A character-driven film that depicts how an ex-con fits into big city corruption and how hunger for money and power spreads its black tentacles into the heart of a community. Its realism in a fastidiously plausible plot is given energy and life by an exemplary ensemble cast. The downside is how seriously it takes itself in a performance style that is consciously laid back. The idea is "less is more", which works very well for the actors among us who are difficult to repress, such as James Caan. But, while it suggests a sense of the documentary it loses a sense of voltage. One wishes it had more "juice", as in pacing.
Leo Handler (Mark Wahlberg), just emerging from prison for a car heist, restores himself to the bosom of his family and friends. He's lauded for not ratting anyone out and everyone wants to help him with a job. A meeting is immediately arranged with boss Frank Olchin (James Caan) his uncle by marriage who runs one of the businesses that prosper on city (New York) contracts for repairing and building subway trains ("The Yards" of the title). But, the best Frank does is to suggest Leo take a two year course in engineering to prepare for a job that "will be waiting for you". It's not explained why this family "Don"'s suggestion is so uncomprehending of the needs of the ex-con family member.
But, best buddy Willie Gutierrez (a very anglo-looking Joaquin Phoenix) is a chief goon for the firm and he has other ideas for his loyal friend. He takes Leo along for a few days of job training in the fine art of sabotaging a rival's trains and sinking their chances for new contracts. The rival firm is not eating it, however, and they strategically try to "buy" Willie to their side. Willie is having no part of that, however.
Willie is, after all, high up in the company echelon, has plenty of money to spread around and, best of all, is in love with the prized Erica Stoltz (a very hot, heavily eye-lined Charlize Theron) who is Frank's step-daughter. Leo, who clearly has eyes for her (and a history), as well, despite the cousin relationship, lurks in the shadows of her romance with Willie that progresses to a declaration of marriage -- one that doesn't come to be when she learns from Leo what her would-be fiance has been capable of.
In a back room denouement all the movers and shakers in borough government assemble in the cozy and collusive atmosphere of the subway commission, headed by borough chief Arthur Mydanick (Steve Lawrence). It's a nice demonstration of the tradeoffs that have kept the interested parties fat and satisfied for so long. You give a little; you get to stay in business -- at taxpayers' expense -- another day. But, they don't reckon with the albatross they can't shake, the young Leo who is not beholden to any of them.

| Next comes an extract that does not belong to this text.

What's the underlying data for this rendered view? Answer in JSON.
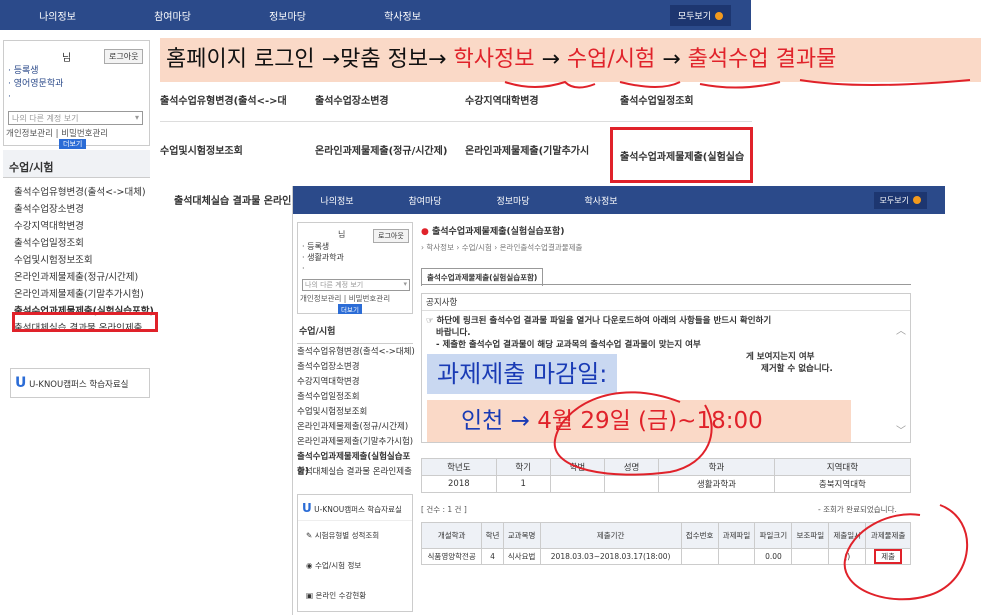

It is lovely to see Ellen Burstyn (as Leo's mother, Val Handler) and Faye Dunaway (as Kitty Handler Olchin) lend so much skill and experience to this drama as sisters caught up in the flow of action and emotion created by their offspring and spouses. Their portrayals stand out in this dark and atmospheric piece that's replete with strong presences. Their intimate knowledge of one another's quirks and preferences, the unsaid as well as the very subtle words that pass between them, convince us utterly of their relationship as sisters. It's a display of deep understanding. Plus, they both look very fine, indeed.
Cinematographer Harris Savides ("Illuminata") captures the shadowy textures of the New York subway yards, city streets, subways and apartments in fine and fully appropriate style. Best, however, is his semi illumination of the principles with special regard to the in and out of shadows of Theron's round, lovely face, amply registering her emotions in the vital but spare planes of light.
Despite the quibbles we raise about "The Yards", we think the motion picture academy will consider this a film for award considerations, if for no other reason than, for the fine cast work. Also despite the quibbles, it's nice to see a film in which reality rules. In a fist fight between Leo and Willie, for example, the combatants wear themselves out trying to land a punch before either comes up with a knockout blow. The emotional point is made without hyperglandular effects suddenly conferring boxing prowess on one or both of them.
As for length, I'd give writer/director James Gray ("Little Odessa", 1994) the 115 minutes if the pace were a bit more energized in the pacing. Matt Reeves ("Gideon's Crossing", "Felicity", "Homicide: Life on the Street") was co-writer.
Rated A for Atmospheric.